Michalek’s department had an emergency plan in place. Although they trained for all eventualities, you can’t always prepare for the location of a disaster.
In this case, it happened in the best place possible. The town has a lot of overpasses, including one over a river that would have been inaccessible. They were thankful the derailment happened in a small rail yard.
Michalek felt that all in all, everything went well. The engine company was there within minutes: Firefighters applied foam to suppress the vapors and contacted the HazMat team, who plugged the leak. Thirtythree homes north of the derailment were evacuated, and the railroad put everyone up in hotels and paid for other expenses. “The railroad was very good to work with,” he said.
Six mutual aid companies assisted. One ambulance and one engine responded to other calls that came in while everyone else was on scene, and most responders were released by 9:30 p.m. Sunday night. One engine stayed on scene until 8 p.m. Monday, though, because the railroad was working and using cutting torches.
“The situation looked worse than it was. The leak was relatively small, about 500–1,000 gallons,” he said. “Our big concern was suppressing the vapors and shutting down any possible ignition sources.”
This was Watertown’s first derailment. But Michalek previously lived in a Chicago suburb and dealt with three derailments there; he felt having that experience helped in this situation.
“We were prepared for the worst case. Knowing what we were dealing with was critical, and in this case, we knew as soon as we pulled up.”
Aside from having an emergency preparedness plan in place, knowing and having contact information for people with the railroad and local businesses is helpful, he felt. The other lesson the Watertown department learned was to have a large supply of foam on hand.
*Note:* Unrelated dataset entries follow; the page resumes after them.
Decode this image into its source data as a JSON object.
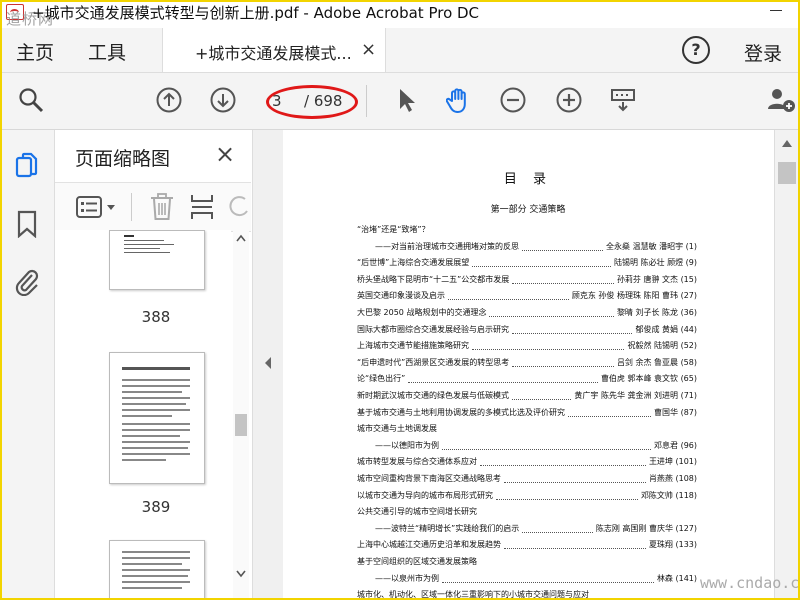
{
  "window": {
    "title": "+城市交通发展模式转型与创新上册.pdf - Adobe Acrobat Pro DC",
    "watermark_top_left": "道桥网",
    "watermark_bottom_right": "www.cndao.com"
  },
  "menu": {
    "home": "主页",
    "tools": "工具",
    "tab_label": "+城市交通发展模式...",
    "tab_close": "×",
    "help": "?",
    "login": "登录"
  },
  "toolbar": {
    "page_current": "3",
    "page_total": "/ 698",
    "icons": [
      "search-icon",
      "page-up-icon",
      "page-down-icon",
      "select-arrow-icon",
      "hand-icon",
      "zoom-out-icon",
      "zoom-in-icon",
      "keyboard-icon",
      "add-user-icon"
    ]
  },
  "panel": {
    "title": "页面缩略图",
    "close": "×",
    "thumbs": [
      {
        "number": "388"
      },
      {
        "number": "389"
      }
    ]
  },
  "document": {
    "heading": "目 录",
    "part": "第一部分 交通策略",
    "toc": [
      {
        "title": "“治堵”还是“致堵”？",
        "author": "",
        "page": ""
      },
      {
        "title": "——对当前治理城市交通拥堵对策的反思",
        "author": "全永燊 温慧敏 潘昭宇",
        "page": "(1)",
        "indent": true
      },
      {
        "title": "“后世博”上海综合交通发展展望",
        "author": "陆锡明 陈必壮 顾煜",
        "page": "(9)"
      },
      {
        "title": "桥头堡战略下昆明市“十二五”公交都市发展",
        "author": "孙莉芬 唐翀 文杰",
        "page": "(15)"
      },
      {
        "title": "英国交通印象漫谈及启示",
        "author": "顾克东 孙俊 杨理珠 陈阳 曹玮",
        "page": "(27)"
      },
      {
        "title": "大巴黎 2050 战略规划中的交通理念",
        "author": "黎晴 刘子长 陈龙",
        "page": "(36)"
      },
      {
        "title": "国际大都市圈综合交通发展经验与启示研究",
        "author": "郁俊成 黄娟",
        "page": "(44)"
      },
      {
        "title": "上海城市交通节能措施策略研究",
        "author": "祝毅然 陆锡明",
        "page": "(52)"
      },
      {
        "title": "“后申遗时代”西湖景区交通发展的转型思考",
        "author": "吕剑 余杰 鲁亚晨",
        "page": "(58)"
      },
      {
        "title": "论“绿色出行”",
        "author": "曹伯虎 郭本峰 袁文钦",
        "page": "(65)"
      },
      {
        "title": "新时期武汉城市交通的绿色发展与低碳模式",
        "author": "黄广宇 陈先华 龚金洲 刘进明",
        "page": "(71)"
      },
      {
        "title": "基于城市交通与土地利用协调发展的多模式比选及评价研究",
        "author": "曹国华",
        "page": "(87)"
      },
      {
        "title": "城市交通与土地调发展",
        "author": "",
        "page": ""
      },
      {
        "title": "——以德阳市为例",
        "author": "邓息君",
        "page": "(96)",
        "indent": true
      },
      {
        "title": "城市转型发展与综合交通体系应对",
        "author": "王进坤",
        "page": "(101)"
      },
      {
        "title": "城市空间重构背景下南海区交通战略思考",
        "author": "肖燕燕",
        "page": "(108)"
      },
      {
        "title": "以城市交通为导向的城市布局形式研究",
        "author": "邓陈文帅",
        "page": "(118)"
      },
      {
        "title": "公共交通引导的城市空间增长研究",
        "author": "",
        "page": ""
      },
      {
        "title": "——波特兰“精明增长”实践给我们的启示",
        "author": "陈志刚 高国刚 曹庆华",
        "page": "(127)",
        "indent": true
      },
      {
        "title": "上海中心城越江交通历史沿革和发展趋势",
        "author": "夏珠翔",
        "page": "(133)"
      },
      {
        "title": "基于空间组织的区域交通发展策略",
        "author": "",
        "page": ""
      },
      {
        "title": "——以泉州市为例",
        "author": "林森",
        "page": "(141)",
        "indent": true
      },
      {
        "title": "城市化、机动化、区域一体化三重影响下的小城市交通问题与应对",
        "author": "",
        "page": ""
      }
    ]
  }
}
It was determined later that a defective rail caused the derailment: a small crack not detected by visual inspection, or even X-ray inspection.
Brewster, like many small towns across the U.S., was founded by the railroad and has numerous trains passing through on a daily basis. On Feb. 1 of this year, eight tanker cars of a Wheeling-Lake Erie railroad train derailed in the local rail yard.
Assistant Fire Chief Jennifer Mohler said smoke was visible when first responders arrived on scene, and firefighters were met by railroad staff . “We knew it was hazardous materials, but nothing further.”
Chief Chris Colucy, an engineer with another railroad, said the way the tanker car was sitting, responders couldn’t read the placard that tells what the car contains. It was already dark when the fire broke out, which, combined with the amount of smoke, made the job more difficult.
Not taking any chances, the HazMat team was called in and evacuations began. Brewster has a population of 2,112, and 300–500 residents and several nearby businesses were evacuated.
Colucy grabbed a flashlight, binoculars and a trainmaster and set off to find out what was in the cars. They determined the tankers contained “residue,” which could be 500 gallons or 1,000 gallons of a substance.
“It could’ve been worse, but communication — having someone with paperwork sooner — would’ve been helpful,” he said.
Mohler’s department learned the importance of having an incident command system in place and practicing it. She said the derailment was of a much larger scale than what Brewster usually deals with, and responders were fielding calls from Homeland Security, the Environmental Protection Services, the NTSB and the media.
“It definitely took away that sense that it wouldn’t happen here — it was an eye-opener,” she said.
The Federal Railroad Association determined two of the eight cars that derailed contained is obutene and the other six contained natural gas. The fire was out in two hours with no injuries. The cause is still under investigation.